**THE PROBLEM:** If a line in the listing below includes the string "score", pull it out.

#####

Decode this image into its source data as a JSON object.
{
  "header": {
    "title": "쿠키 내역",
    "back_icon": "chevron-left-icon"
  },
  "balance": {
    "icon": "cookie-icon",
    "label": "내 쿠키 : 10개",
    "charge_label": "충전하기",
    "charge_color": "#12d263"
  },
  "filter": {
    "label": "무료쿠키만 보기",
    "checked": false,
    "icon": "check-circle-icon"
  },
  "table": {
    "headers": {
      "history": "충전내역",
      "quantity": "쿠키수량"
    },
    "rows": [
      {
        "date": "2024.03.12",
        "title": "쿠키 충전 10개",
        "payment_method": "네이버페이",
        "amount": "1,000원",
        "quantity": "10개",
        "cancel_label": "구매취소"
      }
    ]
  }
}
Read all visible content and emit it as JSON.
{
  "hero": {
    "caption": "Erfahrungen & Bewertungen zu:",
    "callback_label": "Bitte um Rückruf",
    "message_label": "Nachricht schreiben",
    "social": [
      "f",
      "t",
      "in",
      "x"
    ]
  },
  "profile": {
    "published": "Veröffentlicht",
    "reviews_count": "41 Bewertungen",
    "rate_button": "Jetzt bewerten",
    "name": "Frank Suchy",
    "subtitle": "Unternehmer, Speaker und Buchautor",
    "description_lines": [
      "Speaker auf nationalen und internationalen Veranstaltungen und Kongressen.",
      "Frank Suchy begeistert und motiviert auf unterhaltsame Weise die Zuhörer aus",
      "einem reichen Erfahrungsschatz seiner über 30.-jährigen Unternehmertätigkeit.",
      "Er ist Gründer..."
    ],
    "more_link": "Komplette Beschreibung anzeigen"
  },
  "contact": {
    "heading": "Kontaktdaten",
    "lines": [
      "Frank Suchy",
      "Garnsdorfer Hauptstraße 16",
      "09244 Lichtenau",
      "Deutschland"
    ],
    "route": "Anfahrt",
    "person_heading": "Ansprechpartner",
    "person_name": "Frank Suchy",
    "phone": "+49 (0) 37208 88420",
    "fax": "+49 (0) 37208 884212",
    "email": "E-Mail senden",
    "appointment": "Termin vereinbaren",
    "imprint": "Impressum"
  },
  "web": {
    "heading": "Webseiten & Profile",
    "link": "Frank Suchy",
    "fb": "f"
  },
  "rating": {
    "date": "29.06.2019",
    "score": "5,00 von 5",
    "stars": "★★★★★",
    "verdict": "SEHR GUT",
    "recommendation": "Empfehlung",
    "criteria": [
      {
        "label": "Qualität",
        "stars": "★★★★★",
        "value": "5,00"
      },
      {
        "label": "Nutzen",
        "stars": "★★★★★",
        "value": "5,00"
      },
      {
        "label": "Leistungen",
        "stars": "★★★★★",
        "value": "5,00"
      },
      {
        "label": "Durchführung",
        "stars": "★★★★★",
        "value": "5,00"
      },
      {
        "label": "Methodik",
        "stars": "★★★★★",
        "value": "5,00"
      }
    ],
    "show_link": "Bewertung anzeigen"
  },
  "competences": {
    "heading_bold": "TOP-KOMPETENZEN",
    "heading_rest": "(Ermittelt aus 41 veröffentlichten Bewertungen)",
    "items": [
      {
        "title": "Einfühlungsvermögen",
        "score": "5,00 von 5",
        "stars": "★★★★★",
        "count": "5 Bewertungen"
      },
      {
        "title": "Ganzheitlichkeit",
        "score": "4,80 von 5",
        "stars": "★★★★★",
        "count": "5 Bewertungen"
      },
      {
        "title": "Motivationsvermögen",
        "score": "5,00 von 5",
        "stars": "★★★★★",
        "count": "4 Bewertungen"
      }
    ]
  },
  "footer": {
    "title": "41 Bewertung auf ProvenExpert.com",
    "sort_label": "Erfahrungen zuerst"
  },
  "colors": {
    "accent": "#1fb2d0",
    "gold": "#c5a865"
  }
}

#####

**SOLUTION FOR THIS TASK:**
    "score": "5,00 von 5",
        "score": "5,00 von 5",
        "score": "4,80 von 5",
        "score": "5,00 von 5",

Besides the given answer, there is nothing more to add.